- Mounting: Though the most expensive option, stamp mounts preserve expensive issues and store without causing damage.
Famous Stamp Collectors
Since the first pre-paid postage stamp revolutionized the mailing system, the hobby of collecting stamps has intrigued a wide range of collectors. It has even been labeled a “hobby of kings” due to the plethora of famous people throughout history who have been ardent collectors. Below are a few famous stamp collectors (that might surprise you).
Queen Elizabeth II
The British royal family has a long history of stamp collecting. George V started a comprehensive collection which he then passed on to his son, George VI. From there, Queen Elizabeth II adopted the hobby, adding to what is now known as the Royal Philatelic Collection. It features impressive, rare stamps including the legendary Post Office Mauritius and the Great Britain Two Pence Tyrian Plum.
Franklin D. Roosevelt
Franklin D. Roosevelt (commonly known as “FDR”), served as the 32nd president of the United States and as an avid stamp collector. He collected since his childhood as a means to learn about history and explore the world. During the 1930s, he and his Postmaster would pore over his stamp collection, brainstorming designs and themes, and even sketching his own ideas for stamps. In 1946, following his death, his family sold his philatelic estate through Harmer Auction.
English actor Charlie Chaplin was not only a comedian, but also a world renowned stamp collector. He even became the face of many postage stamps throughout countries such as India, Uruguay, Italy, the United States and more.
As a budding musician, John Lennon began collecting stamps after his older cousin, Stanley Parkes, gifted him a partially filled album. He enthusiastically filled it over the years with stamps collected from letters sent from the United States and New Zealand. His collections have been the subject of many museum exhibitions.
Writer and philosopher Ayn Rand began collecting stamps at the age of ten, but was forced to abandon the hobby when she fled the Russian Revolution.

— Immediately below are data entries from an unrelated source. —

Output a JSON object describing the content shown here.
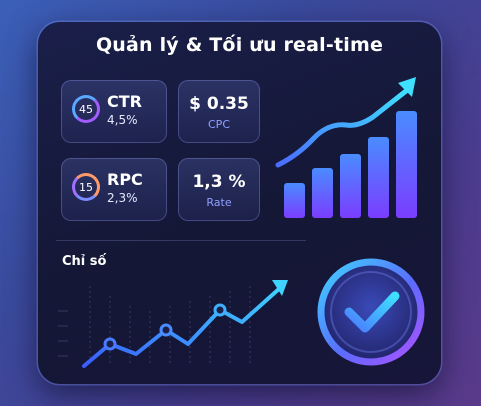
{
  "title": "Quản lý & Tối ưu real-time",
  "cards": {
    "ctr": {
      "score": "45",
      "name": "CTR",
      "value": "4,5%"
    },
    "cpc": {
      "value": "$ 0.35",
      "label": "CPC"
    },
    "rpc": {
      "score": "15",
      "name": "RPC",
      "value": "2,3%"
    },
    "rate": {
      "value": "1,3 %",
      "label": "Rate"
    }
  },
  "line_chart": {
    "label": "Chỉ số"
  },
  "icons": {
    "growth": "bar-growth-icon",
    "trend": "line-trend-icon",
    "check": "check-circle-icon"
  },
  "colors": {
    "accent_cyan": "#3fd4ff",
    "accent_blue": "#4a7bff",
    "accent_purple": "#8a4dff"
  }
}
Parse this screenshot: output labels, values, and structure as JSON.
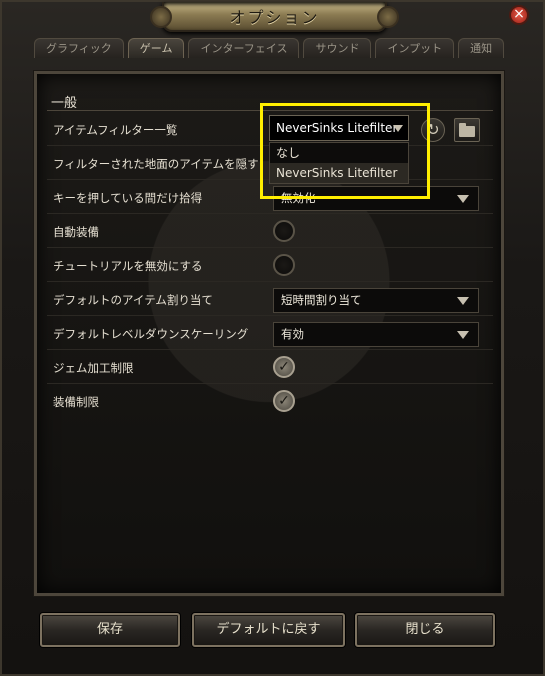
{
  "window": {
    "title": "オプション",
    "close_label": "×"
  },
  "tabs": [
    {
      "label": "グラフィック"
    },
    {
      "label": "ゲーム"
    },
    {
      "label": "インターフェイス"
    },
    {
      "label": "サウンド"
    },
    {
      "label": "インプット"
    },
    {
      "label": "通知"
    }
  ],
  "active_tab": "ゲーム",
  "section": {
    "title": "一般"
  },
  "settings": {
    "item_filter": {
      "label": "アイテムフィルター一覧",
      "value": "NeverSinks Litefilter"
    },
    "hide_ground_items": {
      "label": "フィルターされた地面のアイテムを隠す"
    },
    "hold_to_pickup": {
      "label": "キーを押している間だけ拾得",
      "value": "無効化"
    },
    "auto_equip": {
      "label": "自動装備",
      "checked": false
    },
    "disable_tutorials": {
      "label": "チュートリアルを無効にする",
      "checked": false
    },
    "default_item_allocation": {
      "label": "デフォルトのアイテム割り当て",
      "value": "短時間割り当て"
    },
    "default_level_downscaling": {
      "label": "デフォルトレベルダウンスケーリング",
      "value": "有効"
    },
    "gem_crafting_limit": {
      "label": "ジェム加工制限",
      "checked": true
    },
    "equipment_limit": {
      "label": "装備制限",
      "checked": true
    }
  },
  "filter_dropdown": {
    "options": [
      "なし",
      "NeverSinks Litefilter"
    ],
    "selected": "NeverSinks Litefilter"
  },
  "buttons": {
    "save": "保存",
    "reset_default": "デフォルトに戻す",
    "close": "閉じる"
  },
  "highlight_color": "#ffee00",
  "check_glyph": "✓"
}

Rand returned to philately later in life, enjoying camaraderie among collectors and aesthetics of fine stamps. She detailed her love of collecting in an autographed manuscript, “Why I like Stamp Collecting.”

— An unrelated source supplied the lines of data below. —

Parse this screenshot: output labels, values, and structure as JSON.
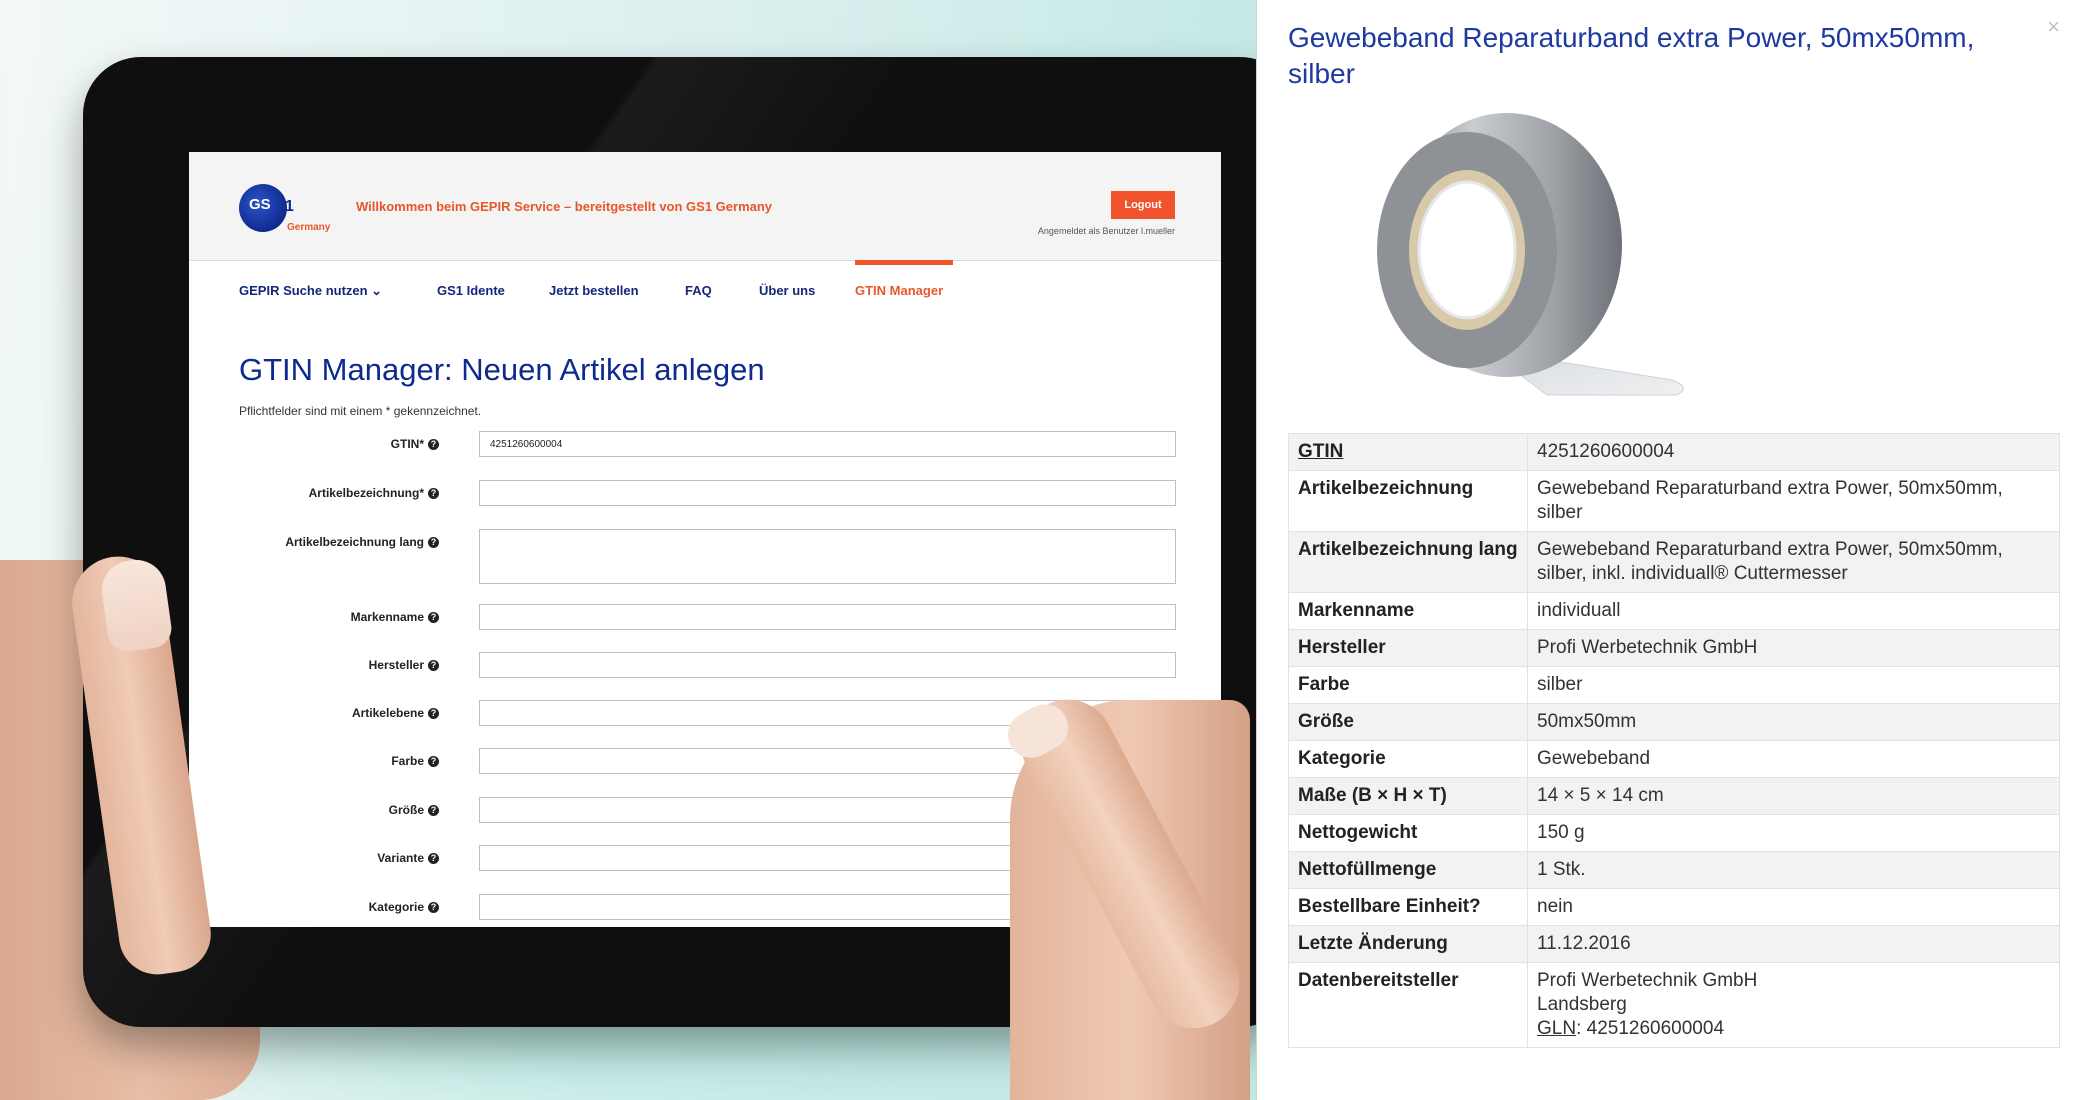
{
  "tablet": {
    "brand": {
      "logo_text": "GS",
      "logo_suffix": "1",
      "region": "Germany"
    },
    "welcome": "Willkommen beim GEPIR Service – bereitgestellt von GS1 Germany",
    "logout_label": "Logout",
    "logged_in_as": "Angemeldet als Benutzer l.mueller",
    "nav": [
      {
        "label": "GEPIR Suche nutzen ⌄"
      },
      {
        "label": "GS1 Idente"
      },
      {
        "label": "Jetzt bestellen"
      },
      {
        "label": "FAQ"
      },
      {
        "label": "Über uns"
      },
      {
        "label": "GTIN Manager",
        "active": true
      }
    ],
    "page_title": "GTIN Manager: Neuen Artikel anlegen",
    "required_note": "Pflichtfelder sind mit einem * gekennzeichnet.",
    "fields": [
      {
        "label": "GTIN*",
        "value": "4251260600004"
      },
      {
        "label": "Artikelbezeichnung*",
        "value": ""
      },
      {
        "label": "Artikelbezeichnung lang",
        "value": ""
      },
      {
        "label": "Markenname",
        "value": ""
      },
      {
        "label": "Hersteller",
        "value": ""
      },
      {
        "label": "Artikelebene",
        "value": ""
      },
      {
        "label": "Farbe",
        "value": ""
      },
      {
        "label": "Größe",
        "value": ""
      },
      {
        "label": "Variante",
        "value": ""
      },
      {
        "label": "Kategorie",
        "value": ""
      }
    ],
    "help_glyph": "?"
  },
  "panel": {
    "title": "Gewebeband Reparaturband extra Power, 50mx50mm, silber",
    "close_glyph": "×",
    "rows": [
      {
        "key": "GTIN",
        "value": "4251260600004"
      },
      {
        "key": "Artikelbezeichnung",
        "value": "Gewebeband Reparaturband extra Power, 50mx50mm, silber"
      },
      {
        "key": "Artikelbezeichnung lang",
        "value": "Gewebeband Reparaturband extra Power, 50mx50mm, silber, inkl. individuall® Cuttermesser"
      },
      {
        "key": "Markenname",
        "value": "individuall"
      },
      {
        "key": "Hersteller",
        "value": "Profi Werbetechnik GmbH"
      },
      {
        "key": "Farbe",
        "value": "silber"
      },
      {
        "key": "Größe",
        "value": "50mx50mm"
      },
      {
        "key": "Kategorie",
        "value": "Gewebeband"
      },
      {
        "key": "Maße (B × H × T)",
        "value": "14 × 5 × 14 cm"
      },
      {
        "key": "Nettogewicht",
        "value": "150 g"
      },
      {
        "key": "Nettofüllmenge",
        "value": "1 Stk."
      },
      {
        "key": "Bestellbare Einheit?",
        "value": "nein"
      },
      {
        "key": "Letzte Änderung",
        "value": "11.12.2016"
      }
    ],
    "provider": {
      "key": "Datenbereitsteller",
      "name": "Profi Werbetechnik GmbH",
      "city": "Landsberg",
      "gln_label": "GLN",
      "gln_value": ": 4251260600004"
    }
  },
  "colors": {
    "accent_orange": "#f0532b",
    "brand_blue": "#0f2a8f",
    "panel_title_blue": "#1e3aa0"
  }
}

Stamp collecting is a hobby both rich in design and history. Those with a traceable historical relevance are often considered the most valuable stamps as collectors vie for examples with storied beginnings and historical significance. Building a stamp collection begins with finding rare examples in superb condition. To determine a stamp’s worth, assess its historical context, quality and condition, and consult a specialist when in doubt.